These rushes are periodical and spasmodical.
They have rushed up to Gold Bluffs, then down to Kern river, then up again to Frazer, then down again to Colorado, then up again to Cariboo, then down again to Arizona, then up again to Idaho and Montana, and lastly down again to Barbacoas.
In ’59′ and ’60′ there was a big side rush to Washoe.
They persist in these rushes despite the advice of the Press which ever tells them that it is better to stay and starve to death at home.
In these various rushes many have through disease, heat, cold, accident, murder and starvation gone to ‘that bourne‘ supposed to be located near the Tropics.
These rushes will continue for the next thirty years. When the forty years are fulfilled and the old generation have rushed completely out, there will be a cessation.
CHAPTER SIXTH. — THE CHINESE, RESOURCES, QUARTZ, COPPER.
The Chinese have been a great blessing to this State. They have saved the Americans the trouble of working about one-half of their diggings. They were among the first to render the condition of male humanity tolerable by the introduction of females. The collection of the foreign miners tax, to which they liberally contributed has enriched many worthy men.
Quartz is a fine white rock and sometimes holds a great deal of the precious metal. Much gold can be put in quartz and it will retain it so firmly that you may never get it out again. It is difficult to ascertain whether quartz or river mining has proved most efficacious in cleaning men out of their piles gathered from the placers.
Copper ranks next to quartz in importance at least so far as the cleaning out process is concerned.
To be cleaned out it to arrived at the finale of the process of ‘petering.’
Our most learned geologists (some of whom have made this science a study for weeks) say that a belt of copper extends through the entire State.
There are a few paying claims. The remainder only require depth and more assessments.
The proper method of working a quartz or copper mine can best be learned in a broker’s office on Montgomery street.
There is some oil in California, but it requires for its development depth, assessments and foreign capital!
Above picture, along with many other awesome ones can be found HERE: San Francisco in the Past in Black and White
CHAPTER SEVENTH. — TOWNS AND CITIES.
San Francisco is the principal town in California.

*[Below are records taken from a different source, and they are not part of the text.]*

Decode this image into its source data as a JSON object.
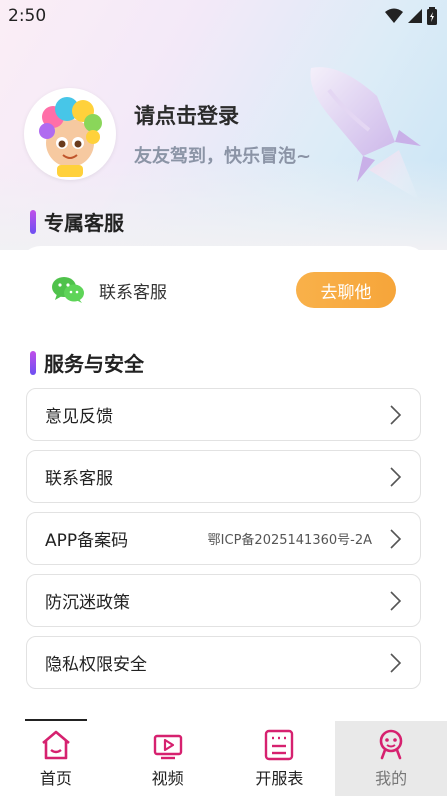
{
  "status_bar": {
    "time": "2:50"
  },
  "profile": {
    "login_prompt": "请点击登录",
    "slogan": "友友驾到，快乐冒泡~"
  },
  "sections": {
    "service_title": "专属客服",
    "security_title": "服务与安全"
  },
  "service_card": {
    "label": "联系客服",
    "button_label": "去聊他"
  },
  "menu_items": [
    {
      "label": "意见反馈",
      "value": ""
    },
    {
      "label": "联系客服",
      "value": ""
    },
    {
      "label": "APP备案码",
      "value": "鄂ICP备2025141360号-2A"
    },
    {
      "label": "防沉迷政策",
      "value": ""
    },
    {
      "label": "隐私权限安全",
      "value": ""
    }
  ],
  "tabs": [
    {
      "label": "首页",
      "icon": "home-icon"
    },
    {
      "label": "视频",
      "icon": "video-icon"
    },
    {
      "label": "开服表",
      "icon": "schedule-icon"
    },
    {
      "label": "我的",
      "icon": "profile-icon"
    }
  ],
  "colors": {
    "accent_pink": "#d6216f",
    "button_orange": "#f6a53a",
    "section_bar_top": "#c04fe9",
    "section_bar_bottom": "#6d4ff2"
  }
}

Sacramento comes next in importance, Stockton next, and Dutch Flat next. San Francisco is situated directly opposite Goat Island, and is noted chiefly for its earthquakes and for being General Halleck‘s Thomas Maguire’s and Samuel Brannan‘s stamping ground.
A large portion of the city is built over the water. The early settlers were not aware for several years that there was any land back.
With the exception of Telegraph Hill it has several times been destroyed by fire.
San Francisco is also noted for the number and variety of its local novelists, and the pomp and splendor of its lunch tables. The principal public buildings are the Station House, and the old Bulletin office in Merchant street.
The old Bulletin office is of the ironical style of architecture, and is ornamented outwardly with fresco a’la poster.
San Francisco also boasts an extensive zoological collection at North Beach, and a public gallery of modern and unique statuary at the Willows.
The inhabitants are Cosmopolitan, Mongolian, and Ethiopian. A few small American traders and mechanics still linger in its precincts.
Trade and commerce flourish to some extent in San Francisco, but the principal occupation of the people consists in building new school-houses, growling about high fares on the street railroads, fighting the Moore claim, paying poll taxes, and all sorts of taxes, and getting run over by the Market street cars.
Sacramento by the way is the capital of California, and is noted for its humidity in the rainy season.
CHAPTER EIGHTH. — SOCIETY.
California society is generally mixed. The females are generally ‘fast.’ Males ditto. Marriage is expensive and unpopular. Divorces are cheap, and often prove a never-failing relief in time of need.
A brilliant future is in store for California, and the day is not far distant when she may rank next to many other States in the Union.
The Golden Era (San Francisco, California) – Jun 24, 1866